Hackett hopes to establish a pioneering centre for leadership research and development in the health-care sector. His work builds on his involvement with the Quality of Nursing Work Life Research Unit in health sciences and the DeGroote School of Business’s graduate health services management program.

Professor Greg Slater, coming to McMaster from the Woods Hole Oceanographic Institution in the U.S., is Canada Research Chair in Environmental Isotope Biogeochemistry.

His research will focus on organic contaminants in the environment from sources such as spills, urban runoff and atmospheric degradation. He has developed new techniques to study what happens to contaminants and analyze the microbial processes that affect them. His research will centre on the trends in contaminants in southern Ontario lakes and in pristine areas such as the Arctic to determine where the contaminants are coming from and the microbial processes that control them. This research will help scientists enhance environmental remediation processes.

Mamdouh Shoukri, vice-president of research and international affairs, said the Canada Research Chairs program is fulfilling its goal of helping universities increase their research capacity. “No other program has allowed us to build on our research strengths the way this one does.

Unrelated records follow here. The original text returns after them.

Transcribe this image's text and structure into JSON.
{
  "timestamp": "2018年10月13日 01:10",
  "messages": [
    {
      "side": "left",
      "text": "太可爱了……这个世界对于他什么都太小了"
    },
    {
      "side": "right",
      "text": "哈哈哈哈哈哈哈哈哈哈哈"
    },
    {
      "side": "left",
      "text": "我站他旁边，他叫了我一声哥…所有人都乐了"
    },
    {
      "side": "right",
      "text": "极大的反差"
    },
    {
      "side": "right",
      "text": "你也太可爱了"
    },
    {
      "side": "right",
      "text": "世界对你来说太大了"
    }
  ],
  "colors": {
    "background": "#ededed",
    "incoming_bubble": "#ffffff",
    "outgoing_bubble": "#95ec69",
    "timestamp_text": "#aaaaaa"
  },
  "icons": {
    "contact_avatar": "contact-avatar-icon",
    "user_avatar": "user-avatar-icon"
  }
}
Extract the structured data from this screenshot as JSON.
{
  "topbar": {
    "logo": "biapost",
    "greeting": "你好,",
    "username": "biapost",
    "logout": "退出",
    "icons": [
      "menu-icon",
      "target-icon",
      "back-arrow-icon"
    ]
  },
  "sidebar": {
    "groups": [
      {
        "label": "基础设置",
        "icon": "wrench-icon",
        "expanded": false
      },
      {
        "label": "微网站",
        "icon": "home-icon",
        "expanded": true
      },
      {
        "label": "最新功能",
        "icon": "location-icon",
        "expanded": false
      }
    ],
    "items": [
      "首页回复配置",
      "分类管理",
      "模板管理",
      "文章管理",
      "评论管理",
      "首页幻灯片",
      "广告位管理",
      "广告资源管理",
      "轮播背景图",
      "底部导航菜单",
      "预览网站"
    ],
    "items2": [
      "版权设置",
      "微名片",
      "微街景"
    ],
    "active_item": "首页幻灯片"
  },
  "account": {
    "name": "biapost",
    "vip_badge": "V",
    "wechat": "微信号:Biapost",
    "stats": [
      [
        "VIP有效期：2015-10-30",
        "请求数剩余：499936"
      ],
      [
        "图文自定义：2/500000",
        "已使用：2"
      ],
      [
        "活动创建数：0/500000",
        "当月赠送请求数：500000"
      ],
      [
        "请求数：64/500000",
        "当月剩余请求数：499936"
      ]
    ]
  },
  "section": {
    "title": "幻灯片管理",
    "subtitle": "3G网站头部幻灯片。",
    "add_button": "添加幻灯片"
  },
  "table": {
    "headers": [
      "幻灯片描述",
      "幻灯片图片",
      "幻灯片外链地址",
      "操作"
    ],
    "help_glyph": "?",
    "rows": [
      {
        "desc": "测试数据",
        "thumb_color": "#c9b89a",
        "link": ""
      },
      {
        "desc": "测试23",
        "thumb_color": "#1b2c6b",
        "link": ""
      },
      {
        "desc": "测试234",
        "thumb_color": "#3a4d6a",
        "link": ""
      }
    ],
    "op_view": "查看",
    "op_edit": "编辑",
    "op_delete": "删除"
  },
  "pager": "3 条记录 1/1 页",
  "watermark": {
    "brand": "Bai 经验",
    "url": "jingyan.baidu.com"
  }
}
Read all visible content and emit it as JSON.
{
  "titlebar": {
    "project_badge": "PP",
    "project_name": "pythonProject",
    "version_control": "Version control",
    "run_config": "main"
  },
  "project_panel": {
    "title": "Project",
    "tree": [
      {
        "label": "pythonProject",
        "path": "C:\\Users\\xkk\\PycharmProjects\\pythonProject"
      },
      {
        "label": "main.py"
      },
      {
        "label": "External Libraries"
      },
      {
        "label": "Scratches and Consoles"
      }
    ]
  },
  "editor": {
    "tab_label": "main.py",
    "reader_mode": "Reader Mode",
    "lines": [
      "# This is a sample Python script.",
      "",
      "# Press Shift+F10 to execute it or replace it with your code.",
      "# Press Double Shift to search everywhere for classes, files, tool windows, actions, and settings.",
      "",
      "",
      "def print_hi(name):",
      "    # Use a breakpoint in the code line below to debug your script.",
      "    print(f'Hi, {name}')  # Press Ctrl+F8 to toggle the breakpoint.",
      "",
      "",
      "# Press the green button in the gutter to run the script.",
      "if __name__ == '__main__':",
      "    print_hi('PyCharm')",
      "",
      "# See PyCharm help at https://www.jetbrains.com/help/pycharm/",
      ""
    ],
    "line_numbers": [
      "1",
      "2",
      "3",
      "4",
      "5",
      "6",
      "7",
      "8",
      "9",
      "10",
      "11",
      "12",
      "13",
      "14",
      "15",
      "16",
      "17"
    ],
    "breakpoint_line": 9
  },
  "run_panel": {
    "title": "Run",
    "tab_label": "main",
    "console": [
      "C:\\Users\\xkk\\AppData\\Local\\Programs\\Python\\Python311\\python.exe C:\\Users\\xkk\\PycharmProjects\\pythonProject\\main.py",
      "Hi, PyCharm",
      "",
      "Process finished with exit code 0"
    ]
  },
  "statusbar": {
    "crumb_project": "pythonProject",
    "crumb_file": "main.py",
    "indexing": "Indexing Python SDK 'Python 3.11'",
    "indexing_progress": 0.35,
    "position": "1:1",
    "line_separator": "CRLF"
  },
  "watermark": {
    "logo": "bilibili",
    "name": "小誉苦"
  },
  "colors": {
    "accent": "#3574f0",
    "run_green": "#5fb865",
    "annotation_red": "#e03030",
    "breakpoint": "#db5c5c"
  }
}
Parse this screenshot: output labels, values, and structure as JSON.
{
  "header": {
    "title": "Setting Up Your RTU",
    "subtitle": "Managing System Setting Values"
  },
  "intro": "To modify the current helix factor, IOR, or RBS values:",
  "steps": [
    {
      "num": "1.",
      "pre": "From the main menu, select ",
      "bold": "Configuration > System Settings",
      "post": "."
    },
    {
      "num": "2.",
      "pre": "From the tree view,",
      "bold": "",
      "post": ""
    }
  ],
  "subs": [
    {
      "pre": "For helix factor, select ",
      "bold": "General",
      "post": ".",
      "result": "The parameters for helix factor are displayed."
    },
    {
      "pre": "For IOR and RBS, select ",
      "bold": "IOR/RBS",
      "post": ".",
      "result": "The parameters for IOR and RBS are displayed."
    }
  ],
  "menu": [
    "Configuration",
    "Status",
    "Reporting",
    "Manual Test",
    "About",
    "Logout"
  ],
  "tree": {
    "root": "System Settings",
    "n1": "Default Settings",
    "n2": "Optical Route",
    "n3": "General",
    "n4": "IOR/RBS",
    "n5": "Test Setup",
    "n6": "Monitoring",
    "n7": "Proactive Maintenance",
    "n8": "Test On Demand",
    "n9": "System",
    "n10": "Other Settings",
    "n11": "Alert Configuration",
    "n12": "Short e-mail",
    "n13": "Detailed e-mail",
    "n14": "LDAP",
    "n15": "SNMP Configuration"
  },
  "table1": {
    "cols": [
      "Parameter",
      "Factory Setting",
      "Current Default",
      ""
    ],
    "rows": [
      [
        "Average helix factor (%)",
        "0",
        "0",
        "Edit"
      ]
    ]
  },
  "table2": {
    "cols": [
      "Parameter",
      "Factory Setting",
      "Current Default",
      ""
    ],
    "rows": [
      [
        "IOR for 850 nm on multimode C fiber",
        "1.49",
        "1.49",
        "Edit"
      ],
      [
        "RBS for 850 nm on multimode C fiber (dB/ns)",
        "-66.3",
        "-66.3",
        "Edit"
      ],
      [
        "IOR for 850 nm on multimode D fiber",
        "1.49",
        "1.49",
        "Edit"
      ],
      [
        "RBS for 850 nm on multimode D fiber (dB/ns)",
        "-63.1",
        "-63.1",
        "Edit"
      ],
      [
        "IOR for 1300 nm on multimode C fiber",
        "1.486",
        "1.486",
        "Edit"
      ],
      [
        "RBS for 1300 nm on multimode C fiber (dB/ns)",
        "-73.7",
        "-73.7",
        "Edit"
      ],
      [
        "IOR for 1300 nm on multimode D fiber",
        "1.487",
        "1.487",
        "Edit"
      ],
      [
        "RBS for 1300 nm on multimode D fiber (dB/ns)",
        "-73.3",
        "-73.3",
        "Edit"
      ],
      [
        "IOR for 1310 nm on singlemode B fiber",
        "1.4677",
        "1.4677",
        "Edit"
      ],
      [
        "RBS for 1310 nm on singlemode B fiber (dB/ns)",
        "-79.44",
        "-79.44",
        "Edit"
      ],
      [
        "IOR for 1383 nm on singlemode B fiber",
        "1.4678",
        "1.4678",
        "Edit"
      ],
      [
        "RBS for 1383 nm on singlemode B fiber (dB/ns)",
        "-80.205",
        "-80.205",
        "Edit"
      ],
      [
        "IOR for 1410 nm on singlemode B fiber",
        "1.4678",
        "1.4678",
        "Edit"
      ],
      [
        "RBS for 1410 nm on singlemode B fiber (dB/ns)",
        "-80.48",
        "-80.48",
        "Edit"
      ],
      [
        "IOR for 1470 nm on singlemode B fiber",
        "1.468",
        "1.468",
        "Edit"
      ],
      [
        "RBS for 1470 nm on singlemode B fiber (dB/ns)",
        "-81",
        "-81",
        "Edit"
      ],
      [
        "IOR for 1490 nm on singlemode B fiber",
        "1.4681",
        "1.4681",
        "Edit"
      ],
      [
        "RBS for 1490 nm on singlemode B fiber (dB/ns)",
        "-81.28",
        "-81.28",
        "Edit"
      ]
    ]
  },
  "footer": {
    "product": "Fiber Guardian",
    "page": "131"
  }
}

McMaster has reaped the benefits of the Chairs program by retaining our world-renowned researchers while at the same time having the ability to recruit international stars to complement our existing talent.”

The announcement of McMaster’s three new research chairholders is part of a national funding announcement for 137 new Canada Research Chairs.